### What to work on
Among the records, which lines hold the word "duration"? Pick them out.

§

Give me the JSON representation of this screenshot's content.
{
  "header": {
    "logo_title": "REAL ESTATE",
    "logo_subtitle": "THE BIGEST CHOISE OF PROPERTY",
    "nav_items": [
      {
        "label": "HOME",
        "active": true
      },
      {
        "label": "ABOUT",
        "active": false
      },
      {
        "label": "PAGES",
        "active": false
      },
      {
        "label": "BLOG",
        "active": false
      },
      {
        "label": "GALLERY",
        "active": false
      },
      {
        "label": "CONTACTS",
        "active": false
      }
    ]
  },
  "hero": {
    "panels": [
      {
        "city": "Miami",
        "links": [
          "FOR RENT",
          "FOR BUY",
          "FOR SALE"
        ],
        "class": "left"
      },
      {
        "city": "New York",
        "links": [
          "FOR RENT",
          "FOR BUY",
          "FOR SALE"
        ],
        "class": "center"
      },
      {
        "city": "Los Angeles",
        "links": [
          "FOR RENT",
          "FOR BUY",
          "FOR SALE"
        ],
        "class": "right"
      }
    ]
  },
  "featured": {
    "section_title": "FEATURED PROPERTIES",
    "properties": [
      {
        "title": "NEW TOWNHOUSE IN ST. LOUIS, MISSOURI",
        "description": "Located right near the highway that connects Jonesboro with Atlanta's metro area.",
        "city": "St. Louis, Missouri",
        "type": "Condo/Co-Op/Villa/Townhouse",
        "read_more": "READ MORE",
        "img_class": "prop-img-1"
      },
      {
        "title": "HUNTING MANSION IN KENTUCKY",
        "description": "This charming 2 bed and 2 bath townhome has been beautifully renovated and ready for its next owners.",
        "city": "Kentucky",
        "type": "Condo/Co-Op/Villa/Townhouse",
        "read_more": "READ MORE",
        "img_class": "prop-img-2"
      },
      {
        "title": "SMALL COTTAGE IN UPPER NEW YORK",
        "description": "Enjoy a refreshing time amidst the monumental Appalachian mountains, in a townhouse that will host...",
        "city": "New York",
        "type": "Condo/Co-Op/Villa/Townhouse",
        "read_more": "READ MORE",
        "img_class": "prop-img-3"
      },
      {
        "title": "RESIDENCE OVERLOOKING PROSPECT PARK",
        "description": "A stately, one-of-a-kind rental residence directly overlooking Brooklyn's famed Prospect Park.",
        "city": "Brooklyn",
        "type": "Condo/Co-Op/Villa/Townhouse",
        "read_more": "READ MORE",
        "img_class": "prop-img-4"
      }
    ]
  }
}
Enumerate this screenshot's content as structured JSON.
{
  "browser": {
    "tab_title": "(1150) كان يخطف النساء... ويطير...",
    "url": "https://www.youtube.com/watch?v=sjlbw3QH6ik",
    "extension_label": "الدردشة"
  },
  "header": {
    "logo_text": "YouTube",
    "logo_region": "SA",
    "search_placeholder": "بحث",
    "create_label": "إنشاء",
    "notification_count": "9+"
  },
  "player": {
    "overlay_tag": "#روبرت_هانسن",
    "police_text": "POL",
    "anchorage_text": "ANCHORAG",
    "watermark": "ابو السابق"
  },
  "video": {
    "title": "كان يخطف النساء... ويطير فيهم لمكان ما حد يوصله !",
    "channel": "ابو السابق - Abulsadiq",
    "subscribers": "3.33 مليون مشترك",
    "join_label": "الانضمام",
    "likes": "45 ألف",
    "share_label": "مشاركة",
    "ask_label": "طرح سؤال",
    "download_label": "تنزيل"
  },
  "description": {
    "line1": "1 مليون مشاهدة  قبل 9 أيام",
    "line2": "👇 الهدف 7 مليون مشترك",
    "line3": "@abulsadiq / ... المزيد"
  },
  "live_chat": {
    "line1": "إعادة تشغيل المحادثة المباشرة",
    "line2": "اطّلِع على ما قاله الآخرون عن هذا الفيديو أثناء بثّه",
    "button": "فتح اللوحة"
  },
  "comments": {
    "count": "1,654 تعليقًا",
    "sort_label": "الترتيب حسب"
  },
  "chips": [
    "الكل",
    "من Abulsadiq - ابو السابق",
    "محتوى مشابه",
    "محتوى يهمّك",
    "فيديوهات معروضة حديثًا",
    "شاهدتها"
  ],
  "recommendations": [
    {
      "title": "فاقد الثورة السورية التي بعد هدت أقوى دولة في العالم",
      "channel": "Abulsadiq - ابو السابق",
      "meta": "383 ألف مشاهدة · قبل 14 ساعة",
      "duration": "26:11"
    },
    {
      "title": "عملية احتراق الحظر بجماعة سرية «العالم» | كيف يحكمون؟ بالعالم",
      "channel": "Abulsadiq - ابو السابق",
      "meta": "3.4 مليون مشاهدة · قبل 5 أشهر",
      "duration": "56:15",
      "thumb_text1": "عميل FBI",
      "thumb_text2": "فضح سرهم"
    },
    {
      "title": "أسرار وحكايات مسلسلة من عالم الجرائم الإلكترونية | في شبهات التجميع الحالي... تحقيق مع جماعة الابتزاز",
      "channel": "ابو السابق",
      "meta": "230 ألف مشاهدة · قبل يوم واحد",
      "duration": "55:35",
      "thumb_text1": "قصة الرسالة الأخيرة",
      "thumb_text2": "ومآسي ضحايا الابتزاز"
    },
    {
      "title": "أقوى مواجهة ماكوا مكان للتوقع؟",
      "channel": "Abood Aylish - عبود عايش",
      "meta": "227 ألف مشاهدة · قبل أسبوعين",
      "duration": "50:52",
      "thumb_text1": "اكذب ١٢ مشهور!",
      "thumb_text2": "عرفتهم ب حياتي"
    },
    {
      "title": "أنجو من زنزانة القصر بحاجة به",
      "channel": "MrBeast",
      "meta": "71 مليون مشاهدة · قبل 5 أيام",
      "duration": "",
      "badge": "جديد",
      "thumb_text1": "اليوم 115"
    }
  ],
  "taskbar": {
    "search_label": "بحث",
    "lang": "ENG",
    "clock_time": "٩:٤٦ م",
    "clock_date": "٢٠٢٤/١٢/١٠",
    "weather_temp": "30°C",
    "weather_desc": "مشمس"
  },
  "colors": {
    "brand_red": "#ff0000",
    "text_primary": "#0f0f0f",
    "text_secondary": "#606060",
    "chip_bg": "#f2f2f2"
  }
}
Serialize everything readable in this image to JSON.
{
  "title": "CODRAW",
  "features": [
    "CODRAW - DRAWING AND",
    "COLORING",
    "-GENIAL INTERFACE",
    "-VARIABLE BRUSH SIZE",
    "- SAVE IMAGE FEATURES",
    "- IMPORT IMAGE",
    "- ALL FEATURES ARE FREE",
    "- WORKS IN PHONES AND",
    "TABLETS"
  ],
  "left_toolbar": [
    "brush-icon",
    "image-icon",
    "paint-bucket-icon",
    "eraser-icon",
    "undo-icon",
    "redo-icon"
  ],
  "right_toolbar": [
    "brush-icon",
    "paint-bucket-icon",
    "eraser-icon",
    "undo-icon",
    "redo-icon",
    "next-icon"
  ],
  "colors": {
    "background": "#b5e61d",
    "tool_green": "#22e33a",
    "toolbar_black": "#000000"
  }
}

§

### Completed exercise
      "duration": "26:11"
      "duration": "56:15",
      "duration": "55:35",
      "duration": "50:52",
      "duration": "",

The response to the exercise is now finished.